Excerpts from an interface dataset:
= = = = = = =

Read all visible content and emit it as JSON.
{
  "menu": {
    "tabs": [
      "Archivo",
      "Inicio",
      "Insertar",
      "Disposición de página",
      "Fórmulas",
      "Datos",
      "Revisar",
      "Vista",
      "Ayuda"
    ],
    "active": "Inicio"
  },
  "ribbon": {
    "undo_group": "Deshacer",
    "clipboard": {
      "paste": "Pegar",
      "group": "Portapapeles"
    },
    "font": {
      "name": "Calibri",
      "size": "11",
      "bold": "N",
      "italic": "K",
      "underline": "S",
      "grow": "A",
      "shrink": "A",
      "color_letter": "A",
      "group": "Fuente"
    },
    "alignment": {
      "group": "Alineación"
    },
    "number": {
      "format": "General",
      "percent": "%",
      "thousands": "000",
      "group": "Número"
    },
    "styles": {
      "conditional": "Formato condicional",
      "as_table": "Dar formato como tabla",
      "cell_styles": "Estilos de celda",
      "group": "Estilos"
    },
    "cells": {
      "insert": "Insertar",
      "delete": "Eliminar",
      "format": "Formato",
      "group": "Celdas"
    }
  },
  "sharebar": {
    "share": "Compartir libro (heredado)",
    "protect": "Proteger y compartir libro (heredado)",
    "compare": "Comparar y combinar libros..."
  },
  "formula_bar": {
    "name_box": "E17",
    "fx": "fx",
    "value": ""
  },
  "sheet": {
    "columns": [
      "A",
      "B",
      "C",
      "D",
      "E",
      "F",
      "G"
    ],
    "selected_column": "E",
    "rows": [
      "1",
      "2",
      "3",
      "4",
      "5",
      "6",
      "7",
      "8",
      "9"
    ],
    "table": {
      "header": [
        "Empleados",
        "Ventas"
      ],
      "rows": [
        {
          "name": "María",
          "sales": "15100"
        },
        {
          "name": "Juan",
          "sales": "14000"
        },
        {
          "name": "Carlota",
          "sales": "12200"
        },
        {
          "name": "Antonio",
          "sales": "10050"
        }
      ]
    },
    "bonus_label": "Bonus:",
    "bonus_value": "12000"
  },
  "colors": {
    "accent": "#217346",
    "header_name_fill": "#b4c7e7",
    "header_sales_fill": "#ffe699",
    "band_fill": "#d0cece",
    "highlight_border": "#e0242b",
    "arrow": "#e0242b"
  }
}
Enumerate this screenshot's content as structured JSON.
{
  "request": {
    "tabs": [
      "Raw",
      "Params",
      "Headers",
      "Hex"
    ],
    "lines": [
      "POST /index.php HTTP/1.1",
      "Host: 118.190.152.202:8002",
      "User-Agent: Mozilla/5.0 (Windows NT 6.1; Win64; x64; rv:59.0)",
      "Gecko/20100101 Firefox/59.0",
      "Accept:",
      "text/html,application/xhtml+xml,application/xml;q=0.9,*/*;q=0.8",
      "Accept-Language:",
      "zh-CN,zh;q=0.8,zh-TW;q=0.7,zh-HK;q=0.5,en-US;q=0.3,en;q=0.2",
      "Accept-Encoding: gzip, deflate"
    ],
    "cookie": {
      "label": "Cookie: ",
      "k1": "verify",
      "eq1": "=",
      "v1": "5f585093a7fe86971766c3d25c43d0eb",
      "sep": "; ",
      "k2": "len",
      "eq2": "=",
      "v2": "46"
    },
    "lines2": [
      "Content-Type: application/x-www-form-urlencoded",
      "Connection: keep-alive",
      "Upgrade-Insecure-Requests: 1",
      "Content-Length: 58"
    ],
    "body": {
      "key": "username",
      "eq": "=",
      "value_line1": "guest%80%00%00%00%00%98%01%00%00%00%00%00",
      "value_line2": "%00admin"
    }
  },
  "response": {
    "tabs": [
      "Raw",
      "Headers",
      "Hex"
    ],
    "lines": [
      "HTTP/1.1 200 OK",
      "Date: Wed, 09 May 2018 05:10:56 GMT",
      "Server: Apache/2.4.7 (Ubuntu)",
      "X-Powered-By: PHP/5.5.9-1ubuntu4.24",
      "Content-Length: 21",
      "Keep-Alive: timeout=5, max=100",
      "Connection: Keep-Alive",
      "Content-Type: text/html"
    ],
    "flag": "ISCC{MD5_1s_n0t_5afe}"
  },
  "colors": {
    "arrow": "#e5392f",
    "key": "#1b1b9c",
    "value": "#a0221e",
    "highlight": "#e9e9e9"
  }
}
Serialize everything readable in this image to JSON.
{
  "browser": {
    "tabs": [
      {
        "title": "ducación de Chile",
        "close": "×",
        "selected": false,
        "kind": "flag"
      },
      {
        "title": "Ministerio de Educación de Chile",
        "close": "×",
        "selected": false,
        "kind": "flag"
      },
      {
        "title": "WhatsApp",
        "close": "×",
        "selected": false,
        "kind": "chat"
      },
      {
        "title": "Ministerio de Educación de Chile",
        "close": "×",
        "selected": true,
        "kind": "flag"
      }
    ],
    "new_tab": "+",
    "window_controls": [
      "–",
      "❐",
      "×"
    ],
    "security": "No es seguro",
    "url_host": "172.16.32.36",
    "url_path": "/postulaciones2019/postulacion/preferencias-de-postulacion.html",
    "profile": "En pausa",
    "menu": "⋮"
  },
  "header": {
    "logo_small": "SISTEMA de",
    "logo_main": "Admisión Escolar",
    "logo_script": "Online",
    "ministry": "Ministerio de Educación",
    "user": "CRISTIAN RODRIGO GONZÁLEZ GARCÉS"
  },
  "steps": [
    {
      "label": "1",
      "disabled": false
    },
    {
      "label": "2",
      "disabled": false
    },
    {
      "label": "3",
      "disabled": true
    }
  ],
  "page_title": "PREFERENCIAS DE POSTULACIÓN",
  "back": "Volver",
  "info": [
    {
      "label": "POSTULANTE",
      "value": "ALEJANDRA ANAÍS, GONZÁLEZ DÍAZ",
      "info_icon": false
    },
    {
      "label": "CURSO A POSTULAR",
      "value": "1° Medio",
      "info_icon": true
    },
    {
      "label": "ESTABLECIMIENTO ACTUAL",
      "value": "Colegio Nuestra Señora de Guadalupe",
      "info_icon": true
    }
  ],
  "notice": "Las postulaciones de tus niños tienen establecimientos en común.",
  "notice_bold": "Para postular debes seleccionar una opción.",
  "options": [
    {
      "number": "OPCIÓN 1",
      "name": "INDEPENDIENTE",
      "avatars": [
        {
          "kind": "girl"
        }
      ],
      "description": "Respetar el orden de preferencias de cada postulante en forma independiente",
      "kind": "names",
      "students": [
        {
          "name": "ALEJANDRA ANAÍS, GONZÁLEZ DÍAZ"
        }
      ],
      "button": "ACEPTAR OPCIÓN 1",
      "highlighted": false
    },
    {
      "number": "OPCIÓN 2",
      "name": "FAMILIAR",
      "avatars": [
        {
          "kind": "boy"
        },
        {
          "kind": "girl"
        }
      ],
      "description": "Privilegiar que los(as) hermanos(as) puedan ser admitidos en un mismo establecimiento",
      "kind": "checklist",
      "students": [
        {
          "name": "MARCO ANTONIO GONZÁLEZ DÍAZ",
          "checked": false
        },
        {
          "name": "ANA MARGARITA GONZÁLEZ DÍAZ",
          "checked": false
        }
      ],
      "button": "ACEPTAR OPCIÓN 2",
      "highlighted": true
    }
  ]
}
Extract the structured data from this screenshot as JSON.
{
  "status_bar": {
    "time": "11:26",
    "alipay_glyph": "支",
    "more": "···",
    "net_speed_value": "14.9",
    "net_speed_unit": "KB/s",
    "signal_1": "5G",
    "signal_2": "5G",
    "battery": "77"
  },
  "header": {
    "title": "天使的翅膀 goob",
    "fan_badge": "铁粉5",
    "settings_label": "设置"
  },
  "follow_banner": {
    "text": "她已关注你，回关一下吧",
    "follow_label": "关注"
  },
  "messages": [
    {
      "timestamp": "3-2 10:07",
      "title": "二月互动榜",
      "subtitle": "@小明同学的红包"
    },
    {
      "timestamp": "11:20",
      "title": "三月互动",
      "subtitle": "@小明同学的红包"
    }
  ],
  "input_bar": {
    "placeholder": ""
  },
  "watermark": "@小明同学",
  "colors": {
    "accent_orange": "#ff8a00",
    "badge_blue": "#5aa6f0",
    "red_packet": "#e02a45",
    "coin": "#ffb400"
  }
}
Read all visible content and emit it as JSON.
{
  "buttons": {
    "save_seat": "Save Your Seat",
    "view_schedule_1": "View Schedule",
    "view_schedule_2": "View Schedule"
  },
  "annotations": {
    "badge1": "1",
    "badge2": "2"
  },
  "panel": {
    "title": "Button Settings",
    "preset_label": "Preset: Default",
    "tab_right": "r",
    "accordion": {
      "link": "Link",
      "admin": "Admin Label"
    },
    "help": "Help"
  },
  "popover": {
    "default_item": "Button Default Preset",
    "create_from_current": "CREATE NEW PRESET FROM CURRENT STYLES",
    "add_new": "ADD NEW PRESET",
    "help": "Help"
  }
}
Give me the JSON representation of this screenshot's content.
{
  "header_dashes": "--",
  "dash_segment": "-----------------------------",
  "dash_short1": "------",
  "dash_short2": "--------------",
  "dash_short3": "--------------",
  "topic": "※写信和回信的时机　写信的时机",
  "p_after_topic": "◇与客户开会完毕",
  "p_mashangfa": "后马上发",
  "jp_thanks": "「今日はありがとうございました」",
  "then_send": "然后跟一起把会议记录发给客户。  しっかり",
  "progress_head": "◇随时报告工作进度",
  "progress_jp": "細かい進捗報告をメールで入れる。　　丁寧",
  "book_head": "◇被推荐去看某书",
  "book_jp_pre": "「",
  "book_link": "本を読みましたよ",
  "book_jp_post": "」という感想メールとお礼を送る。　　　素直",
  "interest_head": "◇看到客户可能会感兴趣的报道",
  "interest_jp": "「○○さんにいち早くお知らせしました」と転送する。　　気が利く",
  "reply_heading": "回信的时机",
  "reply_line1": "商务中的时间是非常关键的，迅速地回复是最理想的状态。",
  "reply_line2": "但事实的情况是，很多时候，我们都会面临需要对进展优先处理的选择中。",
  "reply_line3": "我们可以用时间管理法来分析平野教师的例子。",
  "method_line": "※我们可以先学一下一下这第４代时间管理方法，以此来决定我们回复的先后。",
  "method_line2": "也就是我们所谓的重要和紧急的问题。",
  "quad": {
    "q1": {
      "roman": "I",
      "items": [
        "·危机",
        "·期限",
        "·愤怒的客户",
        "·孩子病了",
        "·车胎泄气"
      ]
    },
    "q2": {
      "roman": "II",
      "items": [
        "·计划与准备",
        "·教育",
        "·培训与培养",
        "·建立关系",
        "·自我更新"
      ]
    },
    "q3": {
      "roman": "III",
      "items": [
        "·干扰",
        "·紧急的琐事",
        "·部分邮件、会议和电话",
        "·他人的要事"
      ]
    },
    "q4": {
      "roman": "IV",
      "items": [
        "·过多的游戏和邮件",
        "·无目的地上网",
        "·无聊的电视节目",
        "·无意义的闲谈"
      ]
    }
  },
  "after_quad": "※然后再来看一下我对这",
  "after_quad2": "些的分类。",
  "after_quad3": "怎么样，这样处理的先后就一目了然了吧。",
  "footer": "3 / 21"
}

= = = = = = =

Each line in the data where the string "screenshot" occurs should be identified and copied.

Enumerate this screenshot's content as structured JSON.
Extract the structured data from this screenshot as JSON.
Give me the JSON representation of this screenshot's content.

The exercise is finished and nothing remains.